Task item ::
Can the data below be echoed back word for word?
** Opening Dataset records block **
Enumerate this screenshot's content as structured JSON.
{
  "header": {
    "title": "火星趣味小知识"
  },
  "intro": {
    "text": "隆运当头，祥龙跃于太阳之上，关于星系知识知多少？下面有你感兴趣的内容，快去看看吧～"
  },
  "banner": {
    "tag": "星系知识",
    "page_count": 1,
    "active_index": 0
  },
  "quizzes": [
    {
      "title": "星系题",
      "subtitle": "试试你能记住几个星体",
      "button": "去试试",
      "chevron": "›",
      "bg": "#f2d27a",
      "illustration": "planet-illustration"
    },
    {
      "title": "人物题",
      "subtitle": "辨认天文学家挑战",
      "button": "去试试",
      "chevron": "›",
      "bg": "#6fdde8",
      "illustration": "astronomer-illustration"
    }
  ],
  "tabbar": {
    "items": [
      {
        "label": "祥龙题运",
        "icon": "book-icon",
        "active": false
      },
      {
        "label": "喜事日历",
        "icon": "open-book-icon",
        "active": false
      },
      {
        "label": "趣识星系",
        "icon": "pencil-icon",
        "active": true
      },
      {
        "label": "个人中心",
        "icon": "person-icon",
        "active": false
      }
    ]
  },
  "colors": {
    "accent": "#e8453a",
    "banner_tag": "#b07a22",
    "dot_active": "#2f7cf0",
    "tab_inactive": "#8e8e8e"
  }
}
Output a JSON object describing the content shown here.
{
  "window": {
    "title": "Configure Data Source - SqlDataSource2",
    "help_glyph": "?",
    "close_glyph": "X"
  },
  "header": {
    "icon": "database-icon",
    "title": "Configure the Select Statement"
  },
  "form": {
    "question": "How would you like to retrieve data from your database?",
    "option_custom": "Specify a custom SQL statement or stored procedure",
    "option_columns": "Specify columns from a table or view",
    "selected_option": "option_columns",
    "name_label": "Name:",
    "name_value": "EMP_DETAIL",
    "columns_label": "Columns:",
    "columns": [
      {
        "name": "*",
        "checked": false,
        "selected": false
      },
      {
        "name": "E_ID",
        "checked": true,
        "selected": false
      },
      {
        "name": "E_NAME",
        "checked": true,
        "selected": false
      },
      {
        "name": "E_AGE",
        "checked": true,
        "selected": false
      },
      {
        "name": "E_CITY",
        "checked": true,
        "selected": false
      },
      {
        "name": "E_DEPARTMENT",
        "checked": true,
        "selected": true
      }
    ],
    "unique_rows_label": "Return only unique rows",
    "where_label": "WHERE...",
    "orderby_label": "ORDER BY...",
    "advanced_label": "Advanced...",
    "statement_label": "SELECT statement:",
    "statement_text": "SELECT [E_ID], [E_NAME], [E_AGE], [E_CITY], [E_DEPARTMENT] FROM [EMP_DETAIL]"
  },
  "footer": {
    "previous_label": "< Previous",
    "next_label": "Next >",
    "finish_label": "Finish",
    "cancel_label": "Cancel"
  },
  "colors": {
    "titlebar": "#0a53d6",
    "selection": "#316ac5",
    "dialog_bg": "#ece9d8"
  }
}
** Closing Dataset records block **
Task response ::
Enumerate this screenshot's content as structured JSON.
{
  "header": {
    "title": "火星趣味小知识"
  },
  "intro": {
    "text": "隆运当头，祥龙跃于太阳之上，关于星系知识知多少？下面有你感兴趣的内容，快去看看吧～"
  },
  "banner": {
    "tag": "星系知识",
    "page_count": 1,
    "active_index": 0
  },
  "quizzes": [
    {
      "title": "星系题",
      "subtitle": "试试你能记住几个星体",
      "button": "去试试",
      "chevron": "›",
      "bg": "#f2d27a",
      "illustration": "planet-illustration"
    },
    {
      "title": "人物题",
      "subtitle": "辨认天文学家挑战",
      "button": "去试试",
      "chevron": "›",
      "bg": "#6fdde8",
      "illustration": "astronomer-illustration"
    }
  ],
  "tabbar": {
    "items": [
      {
        "label": "祥龙题运",
        "icon": "book-icon",
        "active": false
      },
      {
        "label": "喜事日历",
        "icon": "open-book-icon",
        "active": false
      },
      {
        "label": "趣识星系",
        "icon": "pencil-icon",
        "active": true
      },
      {
        "label": "个人中心",
        "icon": "person-icon",
        "active": false
      }
    ]
  },
  "colors": {
    "accent": "#e8453a",
    "banner_tag": "#b07a22",
    "dot_active": "#2f7cf0",
    "tab_inactive": "#8e8e8e"
  }
}
Output a JSON object describing the content shown here.
{
  "window": {
    "title": "Configure Data Source - SqlDataSource2",
    "help_glyph": "?",
    "close_glyph": "X"
  },
  "header": {
    "icon": "database-icon",
    "title": "Configure the Select Statement"
  },
  "form": {
    "question": "How would you like to retrieve data from your database?",
    "option_custom": "Specify a custom SQL statement or stored procedure",
    "option_columns": "Specify columns from a table or view",
    "selected_option": "option_columns",
    "name_label": "Name:",
    "name_value": "EMP_DETAIL",
    "columns_label": "Columns:",
    "columns": [
      {
        "name": "*",
        "checked": false,
        "selected": false
      },
      {
        "name": "E_ID",
        "checked": true,
        "selected": false
      },
      {
        "name": "E_NAME",
        "checked": true,
        "selected": false
      },
      {
        "name": "E_AGE",
        "checked": true,
        "selected": false
      },
      {
        "name": "E_CITY",
        "checked": true,
        "selected": false
      },
      {
        "name": "E_DEPARTMENT",
        "checked": true,
        "selected": true
      }
    ],
    "unique_rows_label": "Return only unique rows",
    "where_label": "WHERE...",
    "orderby_label": "ORDER BY...",
    "advanced_label": "Advanced...",
    "statement_label": "SELECT statement:",
    "statement_text": "SELECT [E_ID], [E_NAME], [E_AGE], [E_CITY], [E_DEPARTMENT] FROM [EMP_DETAIL]"
  },
  "footer": {
    "previous_label": "< Previous",
    "next_label": "Next >",
    "finish_label": "Finish",
    "cancel_label": "Cancel"
  },
  "colors": {
    "titlebar": "#0a53d6",
    "selection": "#316ac5",
    "dialog_bg": "#ece9d8"
  }
}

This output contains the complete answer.